• Task: Return each line of the records holding the string "battery".

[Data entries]
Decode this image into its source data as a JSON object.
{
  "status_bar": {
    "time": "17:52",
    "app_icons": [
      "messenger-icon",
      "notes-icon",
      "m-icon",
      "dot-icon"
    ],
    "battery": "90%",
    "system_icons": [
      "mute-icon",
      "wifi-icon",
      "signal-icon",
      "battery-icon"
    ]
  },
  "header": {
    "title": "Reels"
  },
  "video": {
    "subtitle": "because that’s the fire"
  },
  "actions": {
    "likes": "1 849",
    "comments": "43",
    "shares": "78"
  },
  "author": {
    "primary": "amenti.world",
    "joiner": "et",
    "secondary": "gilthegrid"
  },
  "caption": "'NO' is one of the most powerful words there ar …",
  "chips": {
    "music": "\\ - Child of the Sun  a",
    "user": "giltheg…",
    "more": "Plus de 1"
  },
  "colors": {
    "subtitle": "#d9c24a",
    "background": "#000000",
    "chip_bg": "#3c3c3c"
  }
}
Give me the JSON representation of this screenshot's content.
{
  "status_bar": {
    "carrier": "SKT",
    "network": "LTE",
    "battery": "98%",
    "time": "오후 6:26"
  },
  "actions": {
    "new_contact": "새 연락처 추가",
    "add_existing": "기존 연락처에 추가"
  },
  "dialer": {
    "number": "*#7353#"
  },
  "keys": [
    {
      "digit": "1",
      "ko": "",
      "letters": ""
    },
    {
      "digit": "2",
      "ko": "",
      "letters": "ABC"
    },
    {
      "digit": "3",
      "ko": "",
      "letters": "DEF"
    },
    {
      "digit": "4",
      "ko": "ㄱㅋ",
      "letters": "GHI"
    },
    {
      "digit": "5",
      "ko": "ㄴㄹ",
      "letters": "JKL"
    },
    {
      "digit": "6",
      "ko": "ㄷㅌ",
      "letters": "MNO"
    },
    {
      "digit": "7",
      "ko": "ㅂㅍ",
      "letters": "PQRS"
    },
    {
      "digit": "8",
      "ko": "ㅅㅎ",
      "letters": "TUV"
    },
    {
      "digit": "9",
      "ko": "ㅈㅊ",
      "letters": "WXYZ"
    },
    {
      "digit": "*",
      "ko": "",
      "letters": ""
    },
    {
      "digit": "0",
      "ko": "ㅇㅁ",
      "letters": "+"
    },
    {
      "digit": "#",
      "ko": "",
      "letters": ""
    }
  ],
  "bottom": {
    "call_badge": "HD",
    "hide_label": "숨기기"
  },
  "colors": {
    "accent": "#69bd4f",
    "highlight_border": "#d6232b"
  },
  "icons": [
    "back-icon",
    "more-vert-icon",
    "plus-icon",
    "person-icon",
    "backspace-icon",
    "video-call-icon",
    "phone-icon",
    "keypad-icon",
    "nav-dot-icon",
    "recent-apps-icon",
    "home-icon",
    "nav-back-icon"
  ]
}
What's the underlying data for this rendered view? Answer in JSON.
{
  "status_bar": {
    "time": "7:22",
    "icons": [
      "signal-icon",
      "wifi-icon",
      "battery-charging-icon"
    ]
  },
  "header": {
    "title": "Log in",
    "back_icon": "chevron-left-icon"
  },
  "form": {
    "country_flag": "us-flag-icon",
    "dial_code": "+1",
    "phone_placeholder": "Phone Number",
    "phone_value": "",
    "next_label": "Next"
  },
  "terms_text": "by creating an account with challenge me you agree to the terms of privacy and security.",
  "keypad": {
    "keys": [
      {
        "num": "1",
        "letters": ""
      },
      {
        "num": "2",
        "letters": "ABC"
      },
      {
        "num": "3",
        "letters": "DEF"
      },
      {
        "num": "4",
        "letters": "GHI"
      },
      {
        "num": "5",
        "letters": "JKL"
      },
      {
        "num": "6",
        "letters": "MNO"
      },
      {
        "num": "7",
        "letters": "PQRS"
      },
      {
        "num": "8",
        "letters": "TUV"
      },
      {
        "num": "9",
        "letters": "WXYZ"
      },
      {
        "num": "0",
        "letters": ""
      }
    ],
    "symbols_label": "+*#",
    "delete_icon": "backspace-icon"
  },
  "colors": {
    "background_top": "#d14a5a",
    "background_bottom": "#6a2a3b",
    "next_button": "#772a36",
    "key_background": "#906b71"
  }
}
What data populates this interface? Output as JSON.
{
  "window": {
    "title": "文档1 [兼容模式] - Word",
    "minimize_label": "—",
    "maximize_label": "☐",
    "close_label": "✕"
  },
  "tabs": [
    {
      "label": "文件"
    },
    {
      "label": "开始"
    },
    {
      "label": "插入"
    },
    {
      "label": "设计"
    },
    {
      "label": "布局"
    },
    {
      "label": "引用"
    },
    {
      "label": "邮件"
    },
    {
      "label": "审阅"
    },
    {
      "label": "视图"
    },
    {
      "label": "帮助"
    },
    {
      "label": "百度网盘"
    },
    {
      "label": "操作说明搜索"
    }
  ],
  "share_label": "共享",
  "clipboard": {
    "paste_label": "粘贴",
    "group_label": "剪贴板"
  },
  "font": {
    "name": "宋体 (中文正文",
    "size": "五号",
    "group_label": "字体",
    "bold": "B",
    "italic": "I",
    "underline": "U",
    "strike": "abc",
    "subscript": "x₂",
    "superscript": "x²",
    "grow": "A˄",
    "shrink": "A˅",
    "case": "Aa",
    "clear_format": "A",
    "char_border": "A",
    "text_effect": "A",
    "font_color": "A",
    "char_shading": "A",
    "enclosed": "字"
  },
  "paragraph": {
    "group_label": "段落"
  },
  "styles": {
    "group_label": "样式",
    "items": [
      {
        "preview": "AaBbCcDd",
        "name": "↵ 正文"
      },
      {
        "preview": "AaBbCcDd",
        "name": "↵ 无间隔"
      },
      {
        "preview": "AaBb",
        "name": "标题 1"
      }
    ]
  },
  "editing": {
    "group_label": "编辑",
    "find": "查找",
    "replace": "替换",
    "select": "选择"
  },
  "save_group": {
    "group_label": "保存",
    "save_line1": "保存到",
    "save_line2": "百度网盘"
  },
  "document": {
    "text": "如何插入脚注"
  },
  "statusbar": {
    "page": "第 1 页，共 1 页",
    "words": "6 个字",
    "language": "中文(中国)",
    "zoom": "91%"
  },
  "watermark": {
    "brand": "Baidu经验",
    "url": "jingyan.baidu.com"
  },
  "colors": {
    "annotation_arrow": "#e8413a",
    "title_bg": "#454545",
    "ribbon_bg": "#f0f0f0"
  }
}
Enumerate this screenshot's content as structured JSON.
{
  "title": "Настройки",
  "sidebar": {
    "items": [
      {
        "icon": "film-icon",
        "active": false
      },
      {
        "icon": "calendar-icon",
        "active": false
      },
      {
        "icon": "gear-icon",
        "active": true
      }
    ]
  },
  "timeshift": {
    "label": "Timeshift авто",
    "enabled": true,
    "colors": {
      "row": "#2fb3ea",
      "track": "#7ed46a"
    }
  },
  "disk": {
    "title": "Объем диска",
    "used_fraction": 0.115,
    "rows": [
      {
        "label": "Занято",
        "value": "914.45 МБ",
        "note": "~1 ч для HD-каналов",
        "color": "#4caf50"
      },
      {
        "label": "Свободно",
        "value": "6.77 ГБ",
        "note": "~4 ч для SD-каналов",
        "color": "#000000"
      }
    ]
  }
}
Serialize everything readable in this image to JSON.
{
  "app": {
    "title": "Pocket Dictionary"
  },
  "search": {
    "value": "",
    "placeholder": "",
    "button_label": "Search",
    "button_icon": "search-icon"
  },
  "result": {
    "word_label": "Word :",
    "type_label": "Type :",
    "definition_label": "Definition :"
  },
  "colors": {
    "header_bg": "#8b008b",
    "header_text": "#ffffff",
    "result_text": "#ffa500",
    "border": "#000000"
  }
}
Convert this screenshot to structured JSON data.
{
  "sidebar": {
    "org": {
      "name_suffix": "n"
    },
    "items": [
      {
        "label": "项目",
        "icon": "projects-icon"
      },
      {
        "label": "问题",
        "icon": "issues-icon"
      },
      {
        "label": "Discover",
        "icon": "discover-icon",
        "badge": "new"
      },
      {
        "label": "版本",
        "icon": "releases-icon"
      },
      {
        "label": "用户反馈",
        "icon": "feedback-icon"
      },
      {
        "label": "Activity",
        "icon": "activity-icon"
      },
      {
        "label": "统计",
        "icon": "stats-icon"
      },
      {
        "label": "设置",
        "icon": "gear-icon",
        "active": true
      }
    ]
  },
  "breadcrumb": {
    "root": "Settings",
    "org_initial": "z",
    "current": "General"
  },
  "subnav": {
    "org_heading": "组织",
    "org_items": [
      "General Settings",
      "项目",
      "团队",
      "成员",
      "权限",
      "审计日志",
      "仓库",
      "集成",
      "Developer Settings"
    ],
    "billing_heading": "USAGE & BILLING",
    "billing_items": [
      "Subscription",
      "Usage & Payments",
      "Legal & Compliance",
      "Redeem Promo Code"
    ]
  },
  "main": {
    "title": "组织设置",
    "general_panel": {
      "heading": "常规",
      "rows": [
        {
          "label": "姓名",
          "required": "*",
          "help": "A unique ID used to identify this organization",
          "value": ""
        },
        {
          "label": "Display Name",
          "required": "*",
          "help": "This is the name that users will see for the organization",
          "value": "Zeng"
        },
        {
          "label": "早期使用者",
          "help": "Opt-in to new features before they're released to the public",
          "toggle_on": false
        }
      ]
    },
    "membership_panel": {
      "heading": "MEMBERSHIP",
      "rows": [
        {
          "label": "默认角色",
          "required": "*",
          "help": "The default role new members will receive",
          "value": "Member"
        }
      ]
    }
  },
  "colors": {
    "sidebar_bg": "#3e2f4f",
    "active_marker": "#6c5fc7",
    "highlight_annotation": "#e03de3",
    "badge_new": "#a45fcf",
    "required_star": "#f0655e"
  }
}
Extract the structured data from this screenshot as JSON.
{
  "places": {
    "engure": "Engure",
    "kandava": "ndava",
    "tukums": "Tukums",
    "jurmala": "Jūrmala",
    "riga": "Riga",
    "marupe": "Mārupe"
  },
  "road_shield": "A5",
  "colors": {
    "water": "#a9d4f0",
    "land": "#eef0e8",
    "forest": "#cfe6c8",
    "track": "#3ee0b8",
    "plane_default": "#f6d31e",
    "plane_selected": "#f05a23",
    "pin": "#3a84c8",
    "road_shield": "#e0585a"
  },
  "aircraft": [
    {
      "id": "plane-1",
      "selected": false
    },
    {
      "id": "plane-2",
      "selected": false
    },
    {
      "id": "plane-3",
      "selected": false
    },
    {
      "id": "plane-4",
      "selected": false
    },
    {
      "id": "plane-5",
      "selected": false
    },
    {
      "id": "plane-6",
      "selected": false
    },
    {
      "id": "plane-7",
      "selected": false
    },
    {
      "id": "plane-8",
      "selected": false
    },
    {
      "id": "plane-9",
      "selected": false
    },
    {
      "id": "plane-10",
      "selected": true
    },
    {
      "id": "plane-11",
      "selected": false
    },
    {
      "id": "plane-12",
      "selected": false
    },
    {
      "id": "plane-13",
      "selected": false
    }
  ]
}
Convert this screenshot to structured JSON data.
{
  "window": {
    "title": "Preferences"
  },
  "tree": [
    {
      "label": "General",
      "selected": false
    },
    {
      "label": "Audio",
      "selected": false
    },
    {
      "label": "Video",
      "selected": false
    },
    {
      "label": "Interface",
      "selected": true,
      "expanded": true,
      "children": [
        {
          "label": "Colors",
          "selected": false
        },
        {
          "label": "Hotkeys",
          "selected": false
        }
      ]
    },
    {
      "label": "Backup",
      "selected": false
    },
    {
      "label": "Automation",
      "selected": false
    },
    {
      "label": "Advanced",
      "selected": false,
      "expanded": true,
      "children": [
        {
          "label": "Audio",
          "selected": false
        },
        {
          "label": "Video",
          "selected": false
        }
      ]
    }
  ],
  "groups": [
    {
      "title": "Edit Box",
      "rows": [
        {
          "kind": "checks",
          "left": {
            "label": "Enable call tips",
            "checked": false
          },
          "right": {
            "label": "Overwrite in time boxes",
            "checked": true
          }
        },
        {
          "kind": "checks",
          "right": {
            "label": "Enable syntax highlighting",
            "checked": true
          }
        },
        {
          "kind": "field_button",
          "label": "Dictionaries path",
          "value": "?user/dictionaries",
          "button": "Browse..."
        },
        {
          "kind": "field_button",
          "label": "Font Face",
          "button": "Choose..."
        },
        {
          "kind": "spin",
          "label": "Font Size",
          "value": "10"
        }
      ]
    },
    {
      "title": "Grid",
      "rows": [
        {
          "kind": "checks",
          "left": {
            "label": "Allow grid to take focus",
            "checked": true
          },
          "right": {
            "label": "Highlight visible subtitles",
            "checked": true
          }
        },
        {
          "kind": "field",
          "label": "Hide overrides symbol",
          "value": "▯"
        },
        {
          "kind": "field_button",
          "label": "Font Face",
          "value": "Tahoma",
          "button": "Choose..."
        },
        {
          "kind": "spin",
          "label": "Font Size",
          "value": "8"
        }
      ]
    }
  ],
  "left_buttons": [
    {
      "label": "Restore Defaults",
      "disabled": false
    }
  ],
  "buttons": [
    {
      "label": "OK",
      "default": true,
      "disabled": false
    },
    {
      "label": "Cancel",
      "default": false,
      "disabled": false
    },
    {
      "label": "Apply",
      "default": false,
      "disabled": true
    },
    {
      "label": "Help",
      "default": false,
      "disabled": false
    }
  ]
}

• Exercise result:
    "battery": "90%",
      "battery-icon"
    "battery": "98%",
      "battery-charging-icon"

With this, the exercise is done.